:: ASSIGNED TASK ::
Go through the entries below and pick out every line with "icon".

[Component data from apps and pages]

------------------------------------------------------------------------

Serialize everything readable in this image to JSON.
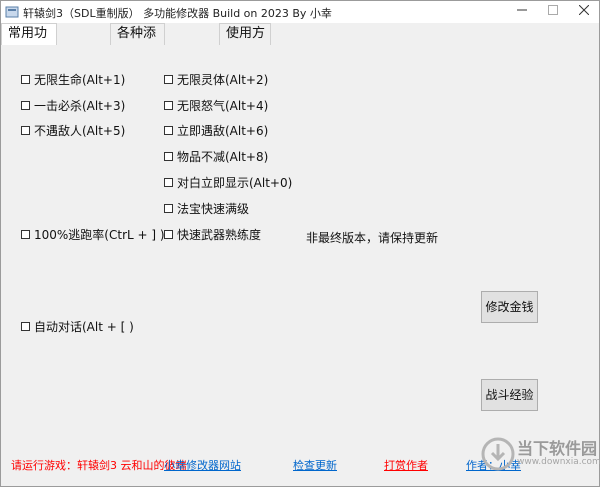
{
  "window": {
    "title": "轩辕剑3（SDL重制版） 多功能修改器  Build on 2023 By 小幸",
    "minimize_icon": "minimize-icon",
    "maximize_icon": "maximize-icon",
    "close_icon": "close-icon"
  },
  "tabs": [
    {
      "label": "常用功能",
      "active": true
    },
    {
      "label": "各种添加",
      "active": false
    },
    {
      "label": "使用方法",
      "active": false
    }
  ],
  "checkboxes": {
    "left": [
      {
        "label": "无限生命(Alt+1)",
        "checked": false
      },
      {
        "label": "一击必杀(Alt+3)",
        "checked": false
      },
      {
        "label": "不遇敌人(Alt+5)",
        "checked": false
      },
      {
        "label": "100%逃跑率(CtrL + ] )",
        "checked": false
      },
      {
        "label": "自动对话(Alt + [ )",
        "checked": false
      }
    ],
    "right": [
      {
        "label": "无限灵体(Alt+2)",
        "checked": false
      },
      {
        "label": "无限怒气(Alt+4)",
        "checked": false
      },
      {
        "label": "立即遇敌(Alt+6)",
        "checked": false
      },
      {
        "label": "物品不减(Alt+8)",
        "checked": false
      },
      {
        "label": "对白立即显示(Alt+0)",
        "checked": false
      },
      {
        "label": "法宝快速满级",
        "checked": false
      },
      {
        "label": "快速武器熟练度",
        "checked": false
      }
    ]
  },
  "notice": "非最终版本，请保持更新",
  "buttons": {
    "money": "修改金钱",
    "exp": "战斗经验"
  },
  "footer": {
    "running_game": "请运行游戏：轩辕剑3 云和山的彼端",
    "site_link": "小幸修改器网站",
    "check_update": "检查更新",
    "tip_author": "打赏作者",
    "author": "作者：小幸"
  },
  "watermark": {
    "line1": "当下软件园",
    "line2": "www.downxia.com"
  },
  "colors": {
    "red_text": "#ff0000",
    "link_blue": "#0066cc",
    "window_bg": "#f0f0f0"
  }
}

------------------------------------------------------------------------

:: ANSWER BOX ::
    "minimize_icon": "minimize-icon",
    "maximize_icon": "maximize-icon",
    "close_icon": "close-icon"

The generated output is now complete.